Before he died, William made his will and gave every dollar he was or would be worth (for it was before his father, Jacob, died) to the beautiful but poor girl he loved. His fortune was then worth about $100,000, a goodly sum in those days. When his mother learned of his death and of the will, she was most angry. Previously, she would not acknowledge acquaintance with the poor girl her son loved. But as soon as she became her son's heiress, Mrs. Bininger sought her out, invited her to their magnificent residence on Chambers Street where Jacob Bininger lived in splendid style, and coaxed and wheedled the girl to take only $20,000 and relinquish all claims upon the Bininger property.
By the 1860's no merchants in the United States had such a fine stock of choice wines, liquors, cigars and related items as did the Biningers. While groceries were still sold, the greater part of the income was derived from coffee, tea and above all, "invigorating spirits" of all kinds. An A.M. Bininger advertisement in an 1861 Norwich, Connecticut newspaper states that Bininger's Old London Dock Gin, genuine Cognac, Sherry, Port Madeira, 1849 Reserve Bourbon, and Wheat Tonic were sold by all the druggists in Norwich.
Out of the old stock arose two distinct houses continuing the same kind of business: A. M. Bininger, son of Isaac who began selling in the country and later moved into New York City. His main store was located at No. 19 Broad Street from 1860 to 1863 and at 375 Broadway from 1863 to 1865. A. Bininger, grandson of Abraham, who simultaneously operated a similar store on Liberty Street. The house of A. M. Bininger & Co. used much newspaper advertising to promote the sale of its products. The house of A. Bininger did not advertise widely, being content with sales primarily in their home territory.

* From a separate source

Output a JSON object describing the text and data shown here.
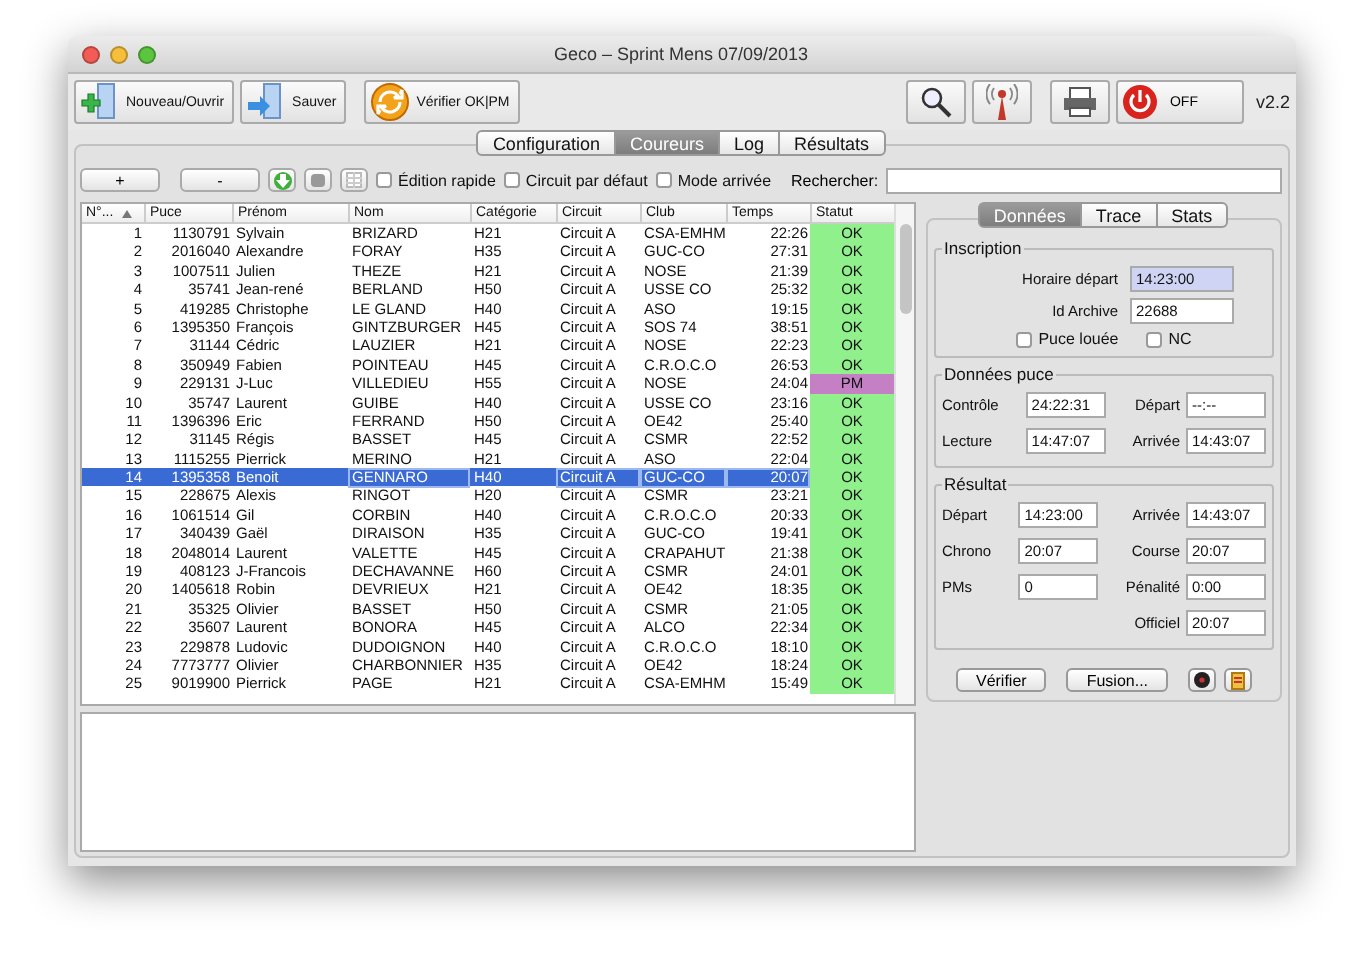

For the antique bottle collector, glass bottles embossed A. M. Bininger & Co. can be found with much greater frequency than A. Bininger ones. All contained liquor of one kind or the other. The bottles are found both with pontil marks and smooth bases. The most active production years were 1850 to 1875. A wealth of shapes and colors awaits the patient seeker! Included are square bottles, clocks, cannons, barrels and handled jugs in amber, aqua, green and puce. In addition there exist two pontil marked, amber, handled jugs with no embossing but identified by a paper label as being Bininger products. (The label on one jug is marked Old Kentucky Bourbon and depicts a colored picture of a coat of arms showing children with a scythe topped by a design showing rye. The label on the other jug is marked Bininger's Pioneer Bourbon and shows a colored picture of a sitting Indian dressed in buckskin holding a gun in front of a campfire.) While others may turn up in the future, the following is a check list of known embossed Bininger bottles:
References and further reading: